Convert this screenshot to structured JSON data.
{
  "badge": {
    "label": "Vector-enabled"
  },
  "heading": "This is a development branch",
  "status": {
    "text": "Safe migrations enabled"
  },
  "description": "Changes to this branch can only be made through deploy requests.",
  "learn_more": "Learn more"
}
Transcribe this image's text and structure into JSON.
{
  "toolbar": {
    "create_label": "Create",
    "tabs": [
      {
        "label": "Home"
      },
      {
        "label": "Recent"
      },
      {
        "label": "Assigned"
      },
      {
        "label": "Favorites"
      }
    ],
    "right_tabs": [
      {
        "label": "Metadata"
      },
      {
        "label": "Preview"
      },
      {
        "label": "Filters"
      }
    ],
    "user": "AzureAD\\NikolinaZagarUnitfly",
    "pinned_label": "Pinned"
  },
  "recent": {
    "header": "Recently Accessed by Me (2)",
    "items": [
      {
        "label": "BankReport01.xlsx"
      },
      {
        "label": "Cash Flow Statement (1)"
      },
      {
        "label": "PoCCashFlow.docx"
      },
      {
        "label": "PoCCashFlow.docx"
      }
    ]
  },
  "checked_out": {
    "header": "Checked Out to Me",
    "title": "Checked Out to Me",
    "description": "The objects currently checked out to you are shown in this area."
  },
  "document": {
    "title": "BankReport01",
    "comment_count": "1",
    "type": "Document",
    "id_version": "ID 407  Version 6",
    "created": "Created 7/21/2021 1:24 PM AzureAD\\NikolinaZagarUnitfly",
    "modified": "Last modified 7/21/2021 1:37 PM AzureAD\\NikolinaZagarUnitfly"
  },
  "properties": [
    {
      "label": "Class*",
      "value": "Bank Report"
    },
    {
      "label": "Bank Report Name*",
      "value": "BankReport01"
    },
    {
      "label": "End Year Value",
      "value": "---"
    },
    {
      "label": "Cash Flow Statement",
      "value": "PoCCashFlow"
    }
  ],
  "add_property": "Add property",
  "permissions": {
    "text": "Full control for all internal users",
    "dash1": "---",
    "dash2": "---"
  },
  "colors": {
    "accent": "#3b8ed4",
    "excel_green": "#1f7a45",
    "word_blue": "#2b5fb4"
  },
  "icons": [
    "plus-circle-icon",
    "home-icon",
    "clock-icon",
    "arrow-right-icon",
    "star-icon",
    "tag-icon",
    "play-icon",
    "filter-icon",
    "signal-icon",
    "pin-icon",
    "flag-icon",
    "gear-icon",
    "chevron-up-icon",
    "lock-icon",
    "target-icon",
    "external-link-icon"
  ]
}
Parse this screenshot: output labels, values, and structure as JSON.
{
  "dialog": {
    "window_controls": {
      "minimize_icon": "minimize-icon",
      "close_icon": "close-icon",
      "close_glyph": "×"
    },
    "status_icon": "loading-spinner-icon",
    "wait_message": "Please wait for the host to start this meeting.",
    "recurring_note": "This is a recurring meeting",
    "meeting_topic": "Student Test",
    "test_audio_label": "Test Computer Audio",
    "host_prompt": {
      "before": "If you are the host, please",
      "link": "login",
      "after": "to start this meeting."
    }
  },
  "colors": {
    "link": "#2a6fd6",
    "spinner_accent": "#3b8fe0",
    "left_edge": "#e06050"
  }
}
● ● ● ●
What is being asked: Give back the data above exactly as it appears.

Solved exercise:
Convert this screenshot to structured JSON data.
{
  "badge": {
    "label": "Vector-enabled"
  },
  "heading": "This is a development branch",
  "status": {
    "text": "Safe migrations enabled"
  },
  "description": "Changes to this branch can only be made through deploy requests.",
  "learn_more": "Learn more"
}
Transcribe this image's text and structure into JSON.
{
  "toolbar": {
    "create_label": "Create",
    "tabs": [
      {
        "label": "Home"
      },
      {
        "label": "Recent"
      },
      {
        "label": "Assigned"
      },
      {
        "label": "Favorites"
      }
    ],
    "right_tabs": [
      {
        "label": "Metadata"
      },
      {
        "label": "Preview"
      },
      {
        "label": "Filters"
      }
    ],
    "user": "AzureAD\\NikolinaZagarUnitfly",
    "pinned_label": "Pinned"
  },
  "recent": {
    "header": "Recently Accessed by Me (2)",
    "items": [
      {
        "label": "BankReport01.xlsx"
      },
      {
        "label": "Cash Flow Statement (1)"
      },
      {
        "label": "PoCCashFlow.docx"
      },
      {
        "label": "PoCCashFlow.docx"
      }
    ]
  },
  "checked_out": {
    "header": "Checked Out to Me",
    "title": "Checked Out to Me",
    "description": "The objects currently checked out to you are shown in this area."
  },
  "document": {
    "title": "BankReport01",
    "comment_count": "1",
    "type": "Document",
    "id_version": "ID 407  Version 6",
    "created": "Created 7/21/2021 1:24 PM AzureAD\\NikolinaZagarUnitfly",
    "modified": "Last modified 7/21/2021 1:37 PM AzureAD\\NikolinaZagarUnitfly"
  },
  "properties": [
    {
      "label": "Class*",
      "value": "Bank Report"
    },
    {
      "label": "Bank Report Name*",
      "value": "BankReport01"
    },
    {
      "label": "End Year Value",
      "value": "---"
    },
    {
      "label": "Cash Flow Statement",
      "value": "PoCCashFlow"
    }
  ],
  "add_property": "Add property",
  "permissions": {
    "text": "Full control for all internal users",
    "dash1": "---",
    "dash2": "---"
  },
  "colors": {
    "accent": "#3b8ed4",
    "excel_green": "#1f7a45",
    "word_blue": "#2b5fb4"
  },
  "icons": [
    "plus-circle-icon",
    "home-icon",
    "clock-icon",
    "arrow-right-icon",
    "star-icon",
    "tag-icon",
    "play-icon",
    "filter-icon",
    "signal-icon",
    "pin-icon",
    "flag-icon",
    "gear-icon",
    "chevron-up-icon",
    "lock-icon",
    "target-icon",
    "external-link-icon"
  ]
}
Parse this screenshot: output labels, values, and structure as JSON.
{
  "dialog": {
    "window_controls": {
      "minimize_icon": "minimize-icon",
      "close_icon": "close-icon",
      "close_glyph": "×"
    },
    "status_icon": "loading-spinner-icon",
    "wait_message": "Please wait for the host to start this meeting.",
    "recurring_note": "This is a recurring meeting",
    "meeting_topic": "Student Test",
    "test_audio_label": "Test Computer Audio",
    "host_prompt": {
      "before": "If you are the host, please",
      "link": "login",
      "after": "to start this meeting."
    }
  },
  "colors": {
    "link": "#2a6fd6",
    "spinner_accent": "#3b8fe0",
    "left_edge": "#e06050"
  }
}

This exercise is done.